Survey: This everyday thing makes 40% of workers uncomfortable in the office

If lights are too dim, lack of light exposure can lead to serious mood changes and contribute to seasonal affective disorder.

In the winter, it can be easy to get down in the office. It’s cold. It’s dark. It may even feel oppressive. There’s a reason for all that.

There is a workplace crisis facing our world today. That crisis can affect your mood and become a heavy burden to carry. And that crisis is office lighting.

According to a recent survey commissioned by the United Kingdom-based company Staples (which does indeed sell office lighting) and conducted by independent research agency Arlington Research, the problem is widespread and affecting employees across Europe. 7,000 office workers from Sweden, the UK, Germany, France, Netherlands, Norway, Spain, Italy, Portugal, and Finland weighed in on the debate, and it turns out office lighting matters to a lot of people.

Thirty-two percent of office workers said that “better lighting would make them happier at work,” according to the survey. Meanwhile, 40% said the lighting in their office was uncomfortable. And 80% of UK office workers said their office’s lighting was important to them.

Why do people care?

Lighting can have a lot of different effects; fluorescent lights can even be a reason some employees suffer from migraines at work. But one distinctive problem emerges in the winter. If lights are too dim, lack of light exposure can lead to serious mood changes and contribute to seasonal affective disorder.

What to do?

Never fear! Staples not only cites a lack of good lighting as a “harsh reality” in too many offices; it also offers “a way forward.”

“For employers that want to make a difference, solutions such as seasonal affective disorder (SAD) lamps are proven to help workers that might otherwise suffer from light deprivation at darker times of the year. Research has also shown that in the morning, a cold-tone light with high illuminance values is best for productivity. Biodynamic lighting will then allow this to transition to reduced brightness and set a relaxing warm-tone light in the afternoon/evening,” the company’s December 2018 report suggests.

When 40% of office workers are frustrated by having to deal with poor lighting, there’s a convincing argument for doing something to fix the problem. And perhaps good lighting is what will make employees happier and more comfortable at work. Only time will tell.

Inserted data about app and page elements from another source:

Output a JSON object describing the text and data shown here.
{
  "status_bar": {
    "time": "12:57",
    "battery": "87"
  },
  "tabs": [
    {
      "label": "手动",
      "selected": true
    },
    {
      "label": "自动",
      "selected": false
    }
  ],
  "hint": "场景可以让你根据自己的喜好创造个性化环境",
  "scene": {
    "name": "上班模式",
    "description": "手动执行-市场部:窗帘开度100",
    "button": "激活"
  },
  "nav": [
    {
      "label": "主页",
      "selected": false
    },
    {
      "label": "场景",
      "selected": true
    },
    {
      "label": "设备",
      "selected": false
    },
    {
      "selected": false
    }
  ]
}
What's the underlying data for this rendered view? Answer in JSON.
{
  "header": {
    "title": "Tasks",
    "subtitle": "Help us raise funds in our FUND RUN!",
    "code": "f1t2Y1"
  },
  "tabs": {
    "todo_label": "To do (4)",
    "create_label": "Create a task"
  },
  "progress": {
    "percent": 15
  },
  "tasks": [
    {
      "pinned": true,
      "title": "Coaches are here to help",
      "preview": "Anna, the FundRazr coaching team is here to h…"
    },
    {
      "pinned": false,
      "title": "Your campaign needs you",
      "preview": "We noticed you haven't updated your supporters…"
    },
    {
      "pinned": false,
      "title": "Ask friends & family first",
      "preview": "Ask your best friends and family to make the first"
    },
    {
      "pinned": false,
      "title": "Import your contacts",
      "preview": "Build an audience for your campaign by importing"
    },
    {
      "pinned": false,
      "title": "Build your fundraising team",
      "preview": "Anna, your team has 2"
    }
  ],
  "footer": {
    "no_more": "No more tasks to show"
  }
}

Alexandra Villarreal|is a reporter for Ladders and can be reached at avillarreal@theladders.com.